An alarming video shows a ‘smart summoned’ driverless Tesla Model 3 car tentatively trying to find its owner — while going down the wrong side of the road.
Stopping and starting — in the dead middle of the road at one point — the vehicle’s ham-fisted driving is seen to attract the concerned attention of passersby.
This latest worrying exhibition of driverless tech was filmed in a shopping centre parking lot in Richmond, British Columbia.
The Smart Summon feature was intended to allows the cars to self-drive short distances to their owners when called for using a smartphone app.
However, Tesla users have reported mixed results in practice, with cars having various near-misses, causing small traffic jams and frightening pedestrians

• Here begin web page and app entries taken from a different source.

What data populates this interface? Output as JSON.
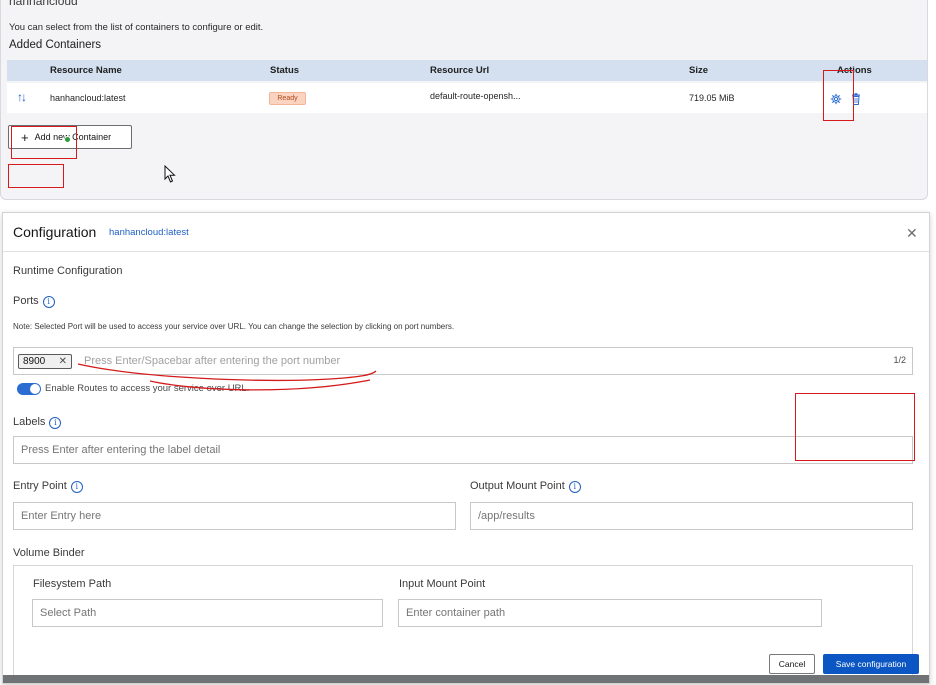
{
  "top": {
    "heading_cut": "hanhancloud",
    "description": "You can select from the list of containers to configure or edit.",
    "added_title": "Added Containers",
    "columns": [
      "Resource Name",
      "Status",
      "Resource Url",
      "Size",
      "Actions"
    ],
    "row": {
      "name": "hanhancloud:latest",
      "status": "Ready",
      "url": "default-route-opensh...",
      "size": "719.05 MiB"
    },
    "add_button_label": "Add new Container"
  },
  "modal": {
    "title": "Configuration",
    "subtitle": "hanhancloud:latest",
    "runtime_title": "Runtime Configuration",
    "ports_label": "Ports",
    "note": "Note:  Selected Port will be used to access your service over URL. You can change the selection by clicking on port numbers.",
    "port_chip": "8900",
    "ports_placeholder": "Press Enter/Spacebar after entering the port number",
    "ports_count": "1/2",
    "toggle_label": "Enable Routes to access your service over URL.",
    "labels_label": "Labels",
    "labels_placeholder": "Press Enter after entering the label detail",
    "entry_label": "Entry Point",
    "entry_placeholder": "Enter Entry here",
    "output_label": "Output Mount Point",
    "output_value": "/app/results",
    "volume_title": "Volume Binder",
    "fs_label": "Filesystem Path",
    "fs_placeholder": "Select Path",
    "input_mount_label": "Input Mount Point",
    "input_mount_placeholder": "Enter container path",
    "cancel_label": "Cancel",
    "save_label": "Save configuration"
  },
  "colors": {
    "accent": "#0b56c2",
    "highlight": "#d41a1a",
    "status_ready_bg": "#fbd3c1"
  }
}
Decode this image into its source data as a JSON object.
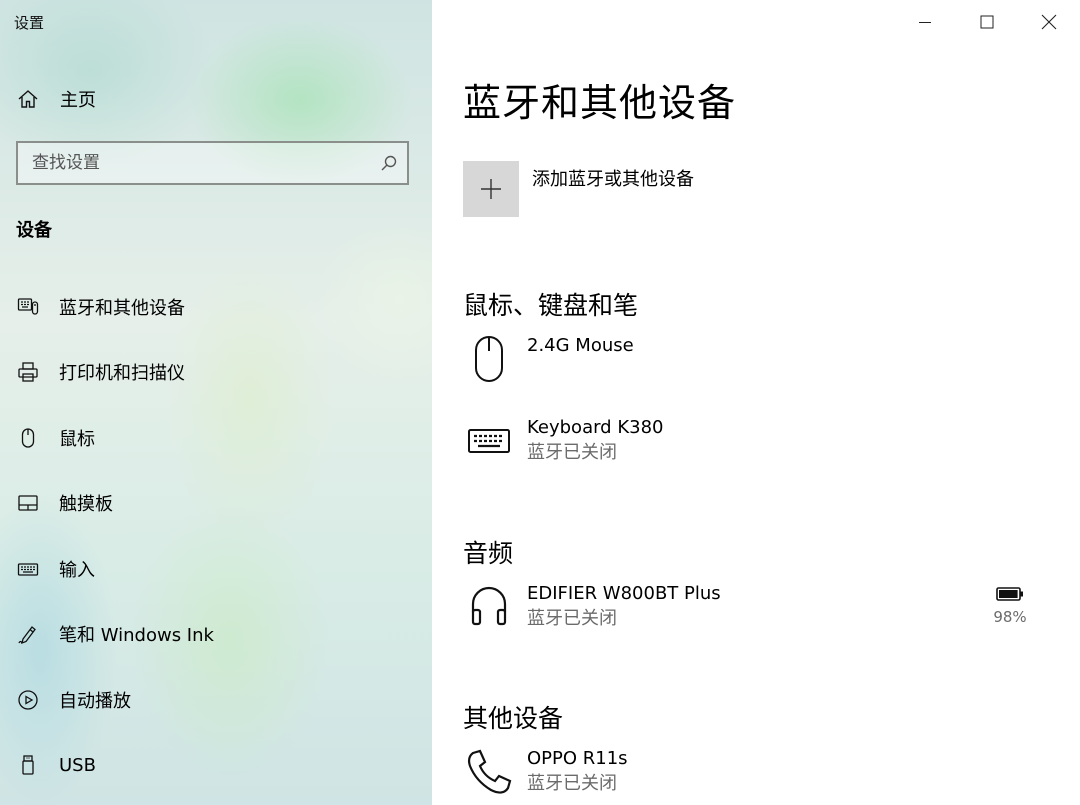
{
  "app_title": "设置",
  "sidebar": {
    "home_label": "主页",
    "search_placeholder": "查找设置",
    "section_title": "设备",
    "items": [
      {
        "label": "蓝牙和其他设备",
        "icon": "bluetooth-devices-icon"
      },
      {
        "label": "打印机和扫描仪",
        "icon": "printer-icon"
      },
      {
        "label": "鼠标",
        "icon": "mouse-icon"
      },
      {
        "label": "触摸板",
        "icon": "touchpad-icon"
      },
      {
        "label": "输入",
        "icon": "keyboard-icon"
      },
      {
        "label": "笔和 Windows Ink",
        "icon": "pen-icon"
      },
      {
        "label": "自动播放",
        "icon": "autoplay-icon"
      },
      {
        "label": "USB",
        "icon": "usb-icon"
      }
    ]
  },
  "main": {
    "title": "蓝牙和其他设备",
    "add_device_label": "添加蓝牙或其他设备",
    "groups": [
      {
        "title": "鼠标、键盘和笔",
        "devices": [
          {
            "name": "2.4G Mouse",
            "status": "",
            "icon": "mouse-icon"
          },
          {
            "name": "Keyboard K380",
            "status": "蓝牙已关闭",
            "icon": "keyboard-icon"
          }
        ]
      },
      {
        "title": "音频",
        "devices": [
          {
            "name": "EDIFIER W800BT Plus",
            "status": "蓝牙已关闭",
            "icon": "headphones-icon",
            "battery": "98%",
            "battery_level": 0.98
          }
        ]
      },
      {
        "title": "其他设备",
        "devices": [
          {
            "name": "OPPO R11s",
            "status": "蓝牙已关闭",
            "icon": "phone-icon"
          }
        ]
      }
    ]
  },
  "colors": {
    "secondary_text": "#6b6b6b",
    "add_tile_bg": "#d7d7d7",
    "search_border": "#8a8f8b"
  }
}
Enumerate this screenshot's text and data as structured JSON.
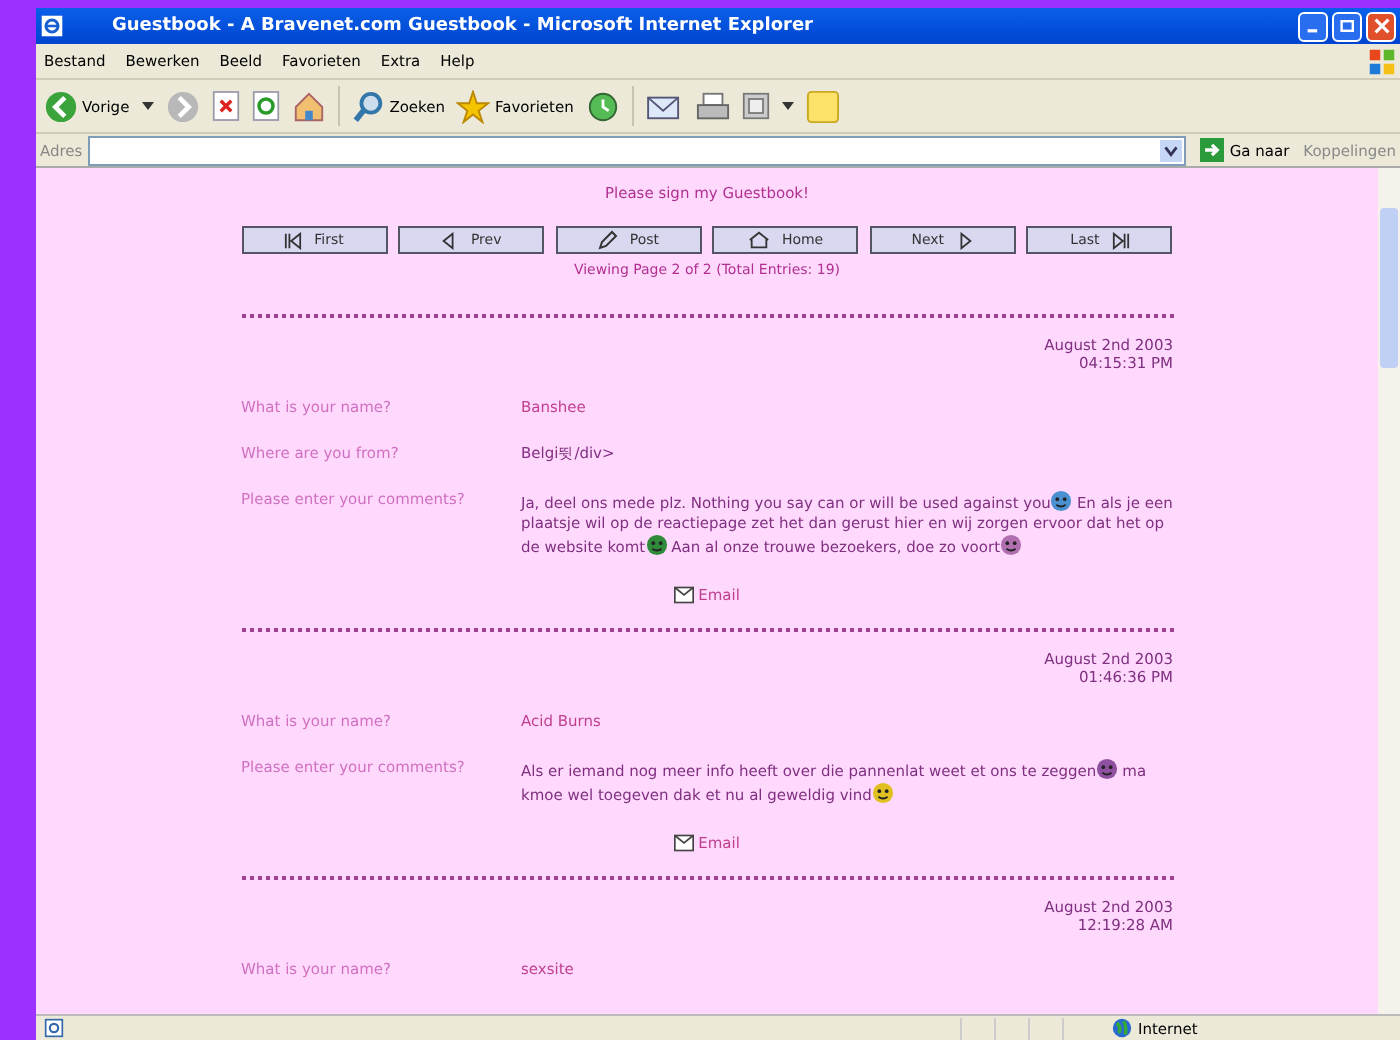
{
  "window": {
    "title": "Guestbook - A Bravenet.com Guestbook - Microsoft Internet Explorer"
  },
  "menu": [
    "Bestand",
    "Bewerken",
    "Beeld",
    "Favorieten",
    "Extra",
    "Help"
  ],
  "toolbar": {
    "back": "Vorige",
    "search": "Zoeken",
    "favorites": "Favorieten"
  },
  "address_bar": {
    "label": "Adres",
    "go": "Ga naar",
    "links": "Koppelingen"
  },
  "page": {
    "heading": "Please sign my Guestbook!",
    "nav": [
      {
        "kind": "first",
        "label": "First"
      },
      {
        "kind": "prev",
        "label": "Prev"
      },
      {
        "kind": "post",
        "label": "Post"
      },
      {
        "kind": "home",
        "label": "Home"
      },
      {
        "kind": "next",
        "label": "Next"
      },
      {
        "kind": "last",
        "label": "Last"
      }
    ],
    "paging": "Viewing Page 2 of 2 (Total Entries: 19)",
    "entries": [
      {
        "date": "August 2nd 2003",
        "time": "04:15:31 PM",
        "fields": [
          {
            "label": "What is your name?",
            "value": "Banshee",
            "kind": "name"
          },
          {
            "label": "Where are you from?",
            "value": "Belgi뜃/div>",
            "kind": "plain"
          }
        ],
        "comment_label": "Please enter your comments?",
        "comment": [
          {
            "kind": "text",
            "text": "Ja, deel ons mede plz. Nothing you say can or will be used against you"
          },
          {
            "kind": "smiley",
            "color": "#4a90d0"
          },
          {
            "kind": "text",
            "text": "En als je een plaatsje wil op de reactiepage zet het dan gerust hier en wij zorgen ervoor dat het op de website komt"
          },
          {
            "kind": "smiley",
            "color": "#2f8a3a"
          },
          {
            "kind": "text",
            "text": "Aan al onze trouwe bezoekers, doe zo voort"
          },
          {
            "kind": "smiley",
            "color": "#b070b0"
          }
        ],
        "email": "Email"
      },
      {
        "date": "August 2nd 2003",
        "time": "01:46:36 PM",
        "fields": [
          {
            "label": "What is your name?",
            "value": "Acid Burns",
            "kind": "name"
          }
        ],
        "comment_label": "Please enter your comments?",
        "comment": [
          {
            "kind": "text",
            "text": "Als er iemand nog meer info heeft over die pannenlat weet et ons te zeggen"
          },
          {
            "kind": "smiley",
            "color": "#9050a0"
          },
          {
            "kind": "text",
            "text": "ma kmoe wel toegeven dak et nu al geweldig vind"
          },
          {
            "kind": "smiley",
            "color": "#e0c020"
          }
        ],
        "email": "Email"
      },
      {
        "date": "August 2nd 2003",
        "time": "12:19:28 AM",
        "fields": [
          {
            "label": "What is your name?",
            "value": "sexsite",
            "kind": "name"
          }
        ]
      }
    ]
  },
  "status_bar": {
    "zone": "Internet"
  }
}
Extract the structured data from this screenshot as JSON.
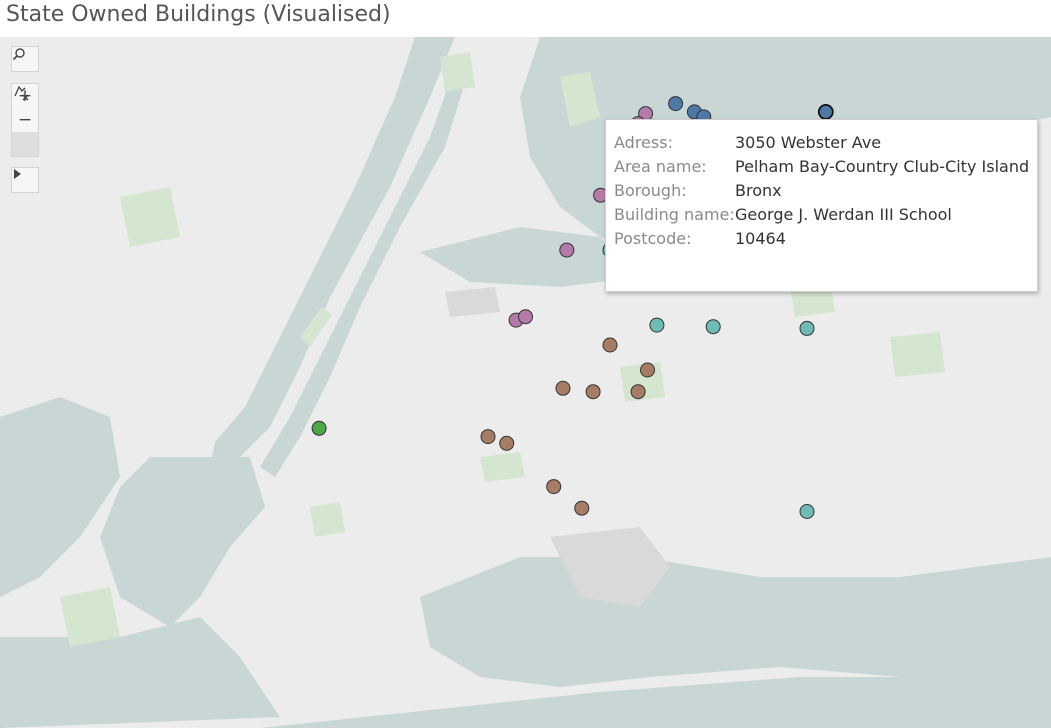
{
  "title": "State Owned Buildings (Visualised)",
  "controls": {
    "search_icon": "magnifier-icon",
    "zoom_in_glyph": "+",
    "zoom_out_glyph": "−",
    "reset_icon": "pin-clear-icon",
    "expand_glyph": "▶"
  },
  "colors": {
    "water": "#c9d6d6",
    "land": "#ececec",
    "park": "#d5e6d0",
    "Bronx": "#4e79a7",
    "Manhattan": "#b57aa9",
    "Queens": "#6fbcb4",
    "Brooklyn": "#a67c64",
    "Staten Island": "#4fa64a"
  },
  "markers": [
    {
      "borough": "Bronx",
      "lon": -73.9,
      "lat": 40.875
    },
    {
      "borough": "Bronx",
      "lon": -73.89,
      "lat": 40.87
    },
    {
      "borough": "Bronx",
      "lon": -73.885,
      "lat": 40.867
    },
    {
      "borough": "Bronx",
      "lon": -73.91,
      "lat": 40.861
    },
    {
      "borough": "Bronx",
      "lon": -73.915,
      "lat": 40.852
    },
    {
      "borough": "Bronx",
      "lon": -73.88,
      "lat": 40.856
    },
    {
      "borough": "Bronx",
      "lon": -73.874,
      "lat": 40.846
    },
    {
      "borough": "Bronx",
      "lon": -73.82,
      "lat": 40.87,
      "selected": true
    },
    {
      "borough": "Manhattan",
      "lon": -73.916,
      "lat": 40.869
    },
    {
      "borough": "Manhattan",
      "lon": -73.92,
      "lat": 40.863
    },
    {
      "borough": "Manhattan",
      "lon": -73.94,
      "lat": 40.82
    },
    {
      "borough": "Manhattan",
      "lon": -73.958,
      "lat": 40.787
    },
    {
      "borough": "Manhattan",
      "lon": -73.985,
      "lat": 40.745
    },
    {
      "borough": "Manhattan",
      "lon": -73.98,
      "lat": 40.747
    },
    {
      "borough": "Queens",
      "lon": -73.935,
      "lat": 40.787
    },
    {
      "borough": "Queens",
      "lon": -73.79,
      "lat": 40.775
    },
    {
      "borough": "Queens",
      "lon": -73.91,
      "lat": 40.742
    },
    {
      "borough": "Queens",
      "lon": -73.88,
      "lat": 40.741
    },
    {
      "borough": "Queens",
      "lon": -73.83,
      "lat": 40.74
    },
    {
      "borough": "Queens",
      "lon": -73.83,
      "lat": 40.63
    },
    {
      "borough": "Brooklyn",
      "lon": -73.935,
      "lat": 40.73
    },
    {
      "borough": "Brooklyn",
      "lon": -73.915,
      "lat": 40.715
    },
    {
      "borough": "Brooklyn",
      "lon": -73.96,
      "lat": 40.704
    },
    {
      "borough": "Brooklyn",
      "lon": -73.944,
      "lat": 40.702
    },
    {
      "borough": "Brooklyn",
      "lon": -73.92,
      "lat": 40.702
    },
    {
      "borough": "Brooklyn",
      "lon": -74.0,
      "lat": 40.675
    },
    {
      "borough": "Brooklyn",
      "lon": -73.99,
      "lat": 40.671
    },
    {
      "borough": "Brooklyn",
      "lon": -73.965,
      "lat": 40.645
    },
    {
      "borough": "Brooklyn",
      "lon": -73.95,
      "lat": 40.632
    },
    {
      "borough": "Staten Island",
      "lon": -74.09,
      "lat": 40.68
    }
  ],
  "tooltip": {
    "rows": [
      {
        "label": "Adress:",
        "value": "3050 Webster Ave"
      },
      {
        "label": "Area name:",
        "value": "Pelham Bay-Country Club-City Island"
      },
      {
        "label": "Borough:",
        "value": "Bronx"
      },
      {
        "label": "Building name:",
        "value": "George J. Werdan III School"
      },
      {
        "label": "Postcode:",
        "value": "10464"
      }
    ]
  }
}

The Smart Summon feature was rolled out to supported Tesla cars as part of the company’s software version 10.0, released on September 26, 2019.
The feature, as described by the firm, lets cars ‘navigate a parking lot and come to them or their destination of choice, as long as their car is within their line of sight.’
‘It’s the perfect feature to use if you have an overflowing shopping cart, are dealing with a fussy child, or simply don’t want to walk to your car through the rain.’
According to a tweet by Elon Musk, Tesla drivers summoned their vehicles over 550,000 times following the initial release of the feature.
Alongside this, the firm has touted Smart Summon’s reception among customers that had early access to the feature.
These users, Tesla said, ‘adds both convenience to their trips and provides them with a unique moment of delight when their car picks them up to begin their journey.’
Nevertheless, reports of the feature instead cultivating unique moments of panic seem to abound.
Twitter uses have posted pictures and video of Tesla cars that have apparently damaged themselves while self-driving, had near misses with other vehicles in parking lots and shocked passers-by.
Tesla seems to be well-aware, however, that the feature is — at least at present — not entirely reliable.
‘Those using Smart Summon must remain responsible for the car and monitor it and its surroundings at all times,’ they wrote in a press release in September.
The MailOnline has reached out to Tesla for comment.
HOW DO SELF-DRIVING CARS ‘SEE’?
Self-driving cars often use a combination of normal two-dimensional cameras and depth-sensing ‘LiDAR’ units to recognise the world around them.
However, others make use of visible light cameras that capture imagery of the roads and streets.
They are trained with a wealth of information and vast databases of hundreds of thousands of clips which are processed using artificial intelligence to accurately identify people, signs and hazards.
In LiDAR (light detection and ranging) scanning – which is used by Waymo – one or more lasers send out short pulses, which bounce back when they hit an obstacle.
These sensors constantly scan the surrounding areas looking for information, acting as the ‘eyes’ of the car.
While the units supply depth information, their low resolution makes it hard to detect small, faraway objects without help from a normal camera linked to it in real time.
In November last year Apple revealed details of its driverless car system that uses lasers to detect pedestrians and cyclists from a distance.
The Apple researchers said they were able to get ‘highly encouraging results’ in spotting pedestrians and cyclists with just LiDAR data.
They also wrote they were able to beat other approaches for detecting three-dimensional objects that use only LiDAR.
Other self-driving cars generally rely on a combination of cameras, sensors and lasers.
An example is Volvo’s self driving cars that rely on around 28 cameras, sensors and lasers.
A network of computers process information, which together with GPS, generates a real-time map of moving and stationary objects in the environment.
Twelve ultrasonic sensors around the car are used to identify objects close to the vehicle and support autonomous drive at low speeds.
A wave radar and camera placed on the windscreen reads traffic signs and the road’s curvature and can detect objects on the road such as other road users.
Four radars behind the front and rear bumpers also locate objects.
Two long-range radars on the bumper are used to detect fast-moving vehicles approaching from far behind, which is useful on motorways.
Four cameras – two on the wing mirrors, one on the grille and one on the rear bumper – monitor objects in close proximity to the vehicle and lane markings.